■ About this exercise ■
Write out all the entries below without any change.

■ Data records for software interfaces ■
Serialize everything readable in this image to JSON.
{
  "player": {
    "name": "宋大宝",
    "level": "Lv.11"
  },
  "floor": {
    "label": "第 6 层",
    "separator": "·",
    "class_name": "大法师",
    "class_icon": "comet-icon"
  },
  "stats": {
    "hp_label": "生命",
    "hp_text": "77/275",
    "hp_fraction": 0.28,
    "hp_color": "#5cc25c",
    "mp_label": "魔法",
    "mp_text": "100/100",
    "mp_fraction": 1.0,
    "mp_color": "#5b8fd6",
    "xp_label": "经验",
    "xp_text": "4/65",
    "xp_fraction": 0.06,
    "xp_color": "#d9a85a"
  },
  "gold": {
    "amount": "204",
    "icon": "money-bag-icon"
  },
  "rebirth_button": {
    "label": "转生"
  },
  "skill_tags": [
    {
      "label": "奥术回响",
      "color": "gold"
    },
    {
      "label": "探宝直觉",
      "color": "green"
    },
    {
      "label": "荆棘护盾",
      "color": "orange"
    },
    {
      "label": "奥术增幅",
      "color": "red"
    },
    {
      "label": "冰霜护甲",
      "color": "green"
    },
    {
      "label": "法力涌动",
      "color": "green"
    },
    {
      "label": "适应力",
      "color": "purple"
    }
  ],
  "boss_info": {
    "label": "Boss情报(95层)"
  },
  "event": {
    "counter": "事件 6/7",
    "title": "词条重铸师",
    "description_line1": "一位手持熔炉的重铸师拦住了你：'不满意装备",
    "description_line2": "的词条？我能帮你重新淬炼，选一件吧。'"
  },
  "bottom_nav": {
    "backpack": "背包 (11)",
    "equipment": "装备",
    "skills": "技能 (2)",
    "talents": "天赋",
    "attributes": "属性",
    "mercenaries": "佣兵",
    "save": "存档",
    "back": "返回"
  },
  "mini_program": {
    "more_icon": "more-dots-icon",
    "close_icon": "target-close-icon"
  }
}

■ Solution for this exercise ■
Serialize everything readable in this image to JSON.
{
  "player": {
    "name": "宋大宝",
    "level": "Lv.11"
  },
  "floor": {
    "label": "第 6 层",
    "separator": "·",
    "class_name": "大法师",
    "class_icon": "comet-icon"
  },
  "stats": {
    "hp_label": "生命",
    "hp_text": "77/275",
    "hp_fraction": 0.28,
    "hp_color": "#5cc25c",
    "mp_label": "魔法",
    "mp_text": "100/100",
    "mp_fraction": 1.0,
    "mp_color": "#5b8fd6",
    "xp_label": "经验",
    "xp_text": "4/65",
    "xp_fraction": 0.06,
    "xp_color": "#d9a85a"
  },
  "gold": {
    "amount": "204",
    "icon": "money-bag-icon"
  },
  "rebirth_button": {
    "label": "转生"
  },
  "skill_tags": [
    {
      "label": "奥术回响",
      "color": "gold"
    },
    {
      "label": "探宝直觉",
      "color": "green"
    },
    {
      "label": "荆棘护盾",
      "color": "orange"
    },
    {
      "label": "奥术增幅",
      "color": "red"
    },
    {
      "label": "冰霜护甲",
      "color": "green"
    },
    {
      "label": "法力涌动",
      "color": "green"
    },
    {
      "label": "适应力",
      "color": "purple"
    }
  ],
  "boss_info": {
    "label": "Boss情报(95层)"
  },
  "event": {
    "counter": "事件 6/7",
    "title": "词条重铸师",
    "description_line1": "一位手持熔炉的重铸师拦住了你：'不满意装备",
    "description_line2": "的词条？我能帮你重新淬炼，选一件吧。'"
  },
  "bottom_nav": {
    "backpack": "背包 (11)",
    "equipment": "装备",
    "skills": "技能 (2)",
    "talents": "天赋",
    "attributes": "属性",
    "mercenaries": "佣兵",
    "save": "存档",
    "back": "返回"
  },
  "mini_program": {
    "more_icon": "more-dots-icon",
    "close_icon": "target-close-icon"
  }
}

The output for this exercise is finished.